Matt Bollinger

  • 12.09.2011 - 11.11.2011|

Matt Bollinger started by making luminous black and white drawings executed in graphite. These works can be as large as 60 x 72 inches; some are larger still almost becoming installations---about midnight Saturday is almost 17 feet long. His graphites have the rare quality of conveying a chromatic sense that is achieved only by the great colorists: Matisse or Bonnard or more recently Hockney. In Matt Bollinger’s recent collages, color invades the paper---paper that is painted, torn, cut, and finally glued and pieced together to produce, with almost staggering precision, a 3D image which is far from hyper-realistic. The materiality of the paper is palpable; the tears and cut-outs remain visible, resulting in the amplification, too, of the color.

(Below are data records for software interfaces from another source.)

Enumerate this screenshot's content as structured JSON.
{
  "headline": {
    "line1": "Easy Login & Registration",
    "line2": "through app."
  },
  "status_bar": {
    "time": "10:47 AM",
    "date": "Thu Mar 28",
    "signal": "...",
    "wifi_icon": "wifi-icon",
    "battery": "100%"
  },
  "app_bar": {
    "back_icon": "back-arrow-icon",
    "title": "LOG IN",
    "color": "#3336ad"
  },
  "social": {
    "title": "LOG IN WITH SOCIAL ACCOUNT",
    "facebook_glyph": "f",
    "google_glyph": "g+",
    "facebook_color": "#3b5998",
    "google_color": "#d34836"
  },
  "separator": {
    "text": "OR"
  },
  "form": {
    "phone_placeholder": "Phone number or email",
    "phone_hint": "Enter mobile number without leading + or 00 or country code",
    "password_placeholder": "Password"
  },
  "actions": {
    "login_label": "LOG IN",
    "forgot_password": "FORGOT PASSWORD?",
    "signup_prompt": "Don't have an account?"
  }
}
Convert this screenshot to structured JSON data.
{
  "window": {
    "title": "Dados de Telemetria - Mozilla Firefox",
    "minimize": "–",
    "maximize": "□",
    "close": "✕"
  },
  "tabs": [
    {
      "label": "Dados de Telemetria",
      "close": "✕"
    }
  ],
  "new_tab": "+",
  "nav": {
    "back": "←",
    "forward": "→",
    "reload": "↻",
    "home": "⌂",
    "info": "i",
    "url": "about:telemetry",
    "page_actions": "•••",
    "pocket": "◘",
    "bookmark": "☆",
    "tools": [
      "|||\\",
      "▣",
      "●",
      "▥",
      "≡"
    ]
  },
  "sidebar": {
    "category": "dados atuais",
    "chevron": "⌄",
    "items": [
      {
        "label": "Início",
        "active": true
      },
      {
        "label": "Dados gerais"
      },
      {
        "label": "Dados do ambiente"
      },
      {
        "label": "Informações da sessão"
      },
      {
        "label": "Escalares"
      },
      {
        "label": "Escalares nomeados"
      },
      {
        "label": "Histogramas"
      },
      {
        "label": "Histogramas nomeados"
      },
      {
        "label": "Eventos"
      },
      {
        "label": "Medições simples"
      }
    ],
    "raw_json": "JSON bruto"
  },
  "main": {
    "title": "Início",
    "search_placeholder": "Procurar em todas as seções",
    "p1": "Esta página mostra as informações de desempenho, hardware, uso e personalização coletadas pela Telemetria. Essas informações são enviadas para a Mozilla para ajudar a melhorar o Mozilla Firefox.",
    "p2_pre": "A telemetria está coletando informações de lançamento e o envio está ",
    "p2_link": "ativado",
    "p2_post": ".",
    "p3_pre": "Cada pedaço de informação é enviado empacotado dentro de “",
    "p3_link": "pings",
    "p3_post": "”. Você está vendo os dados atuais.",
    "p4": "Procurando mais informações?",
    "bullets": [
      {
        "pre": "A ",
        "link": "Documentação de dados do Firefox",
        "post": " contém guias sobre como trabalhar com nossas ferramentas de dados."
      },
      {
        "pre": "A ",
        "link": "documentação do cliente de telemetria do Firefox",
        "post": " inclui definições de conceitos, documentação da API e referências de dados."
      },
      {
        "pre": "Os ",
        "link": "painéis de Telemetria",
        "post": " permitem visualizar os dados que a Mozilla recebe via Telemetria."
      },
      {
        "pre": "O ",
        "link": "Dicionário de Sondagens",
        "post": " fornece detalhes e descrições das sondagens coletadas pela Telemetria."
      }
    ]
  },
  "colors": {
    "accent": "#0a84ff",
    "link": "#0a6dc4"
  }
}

Drawing and collage combine in Bollinger’s work in the implementation of a vision that suggests the cinematographic sequence shot. He elaborates the script and operates the camera. Starting with his own memories as a child in Kansas City, he depicts situations that proclaim truthfulness. They are more or less narrative, peopled with pre-teens, or teenagers in postures emphasized by the lighting. In the most painstaking way possible, Bollinger gives light an essential role in the construction of space and memory. From black and white to color, the point of view is the same. The dazzle of headlights, cones of illumination produced by street lamps, the outline of a door or a window, open onto the night. In a peripheral urban area one sees the immensity of the sky, and in a face there is the interrogation of the gaze. All of these details, sometimes infinitesimal, and always intimate, are key elements of memory. But they are not intended to act as a nostalgic “reconstitution” of Matt Bollinger’s life. He uses them, rather, to activate the development of a mental space in which, as in dreams, feelings of unease and strangeness are dominant. – Bernard Zürcher

A catalog will be published. Essay by David Humphrey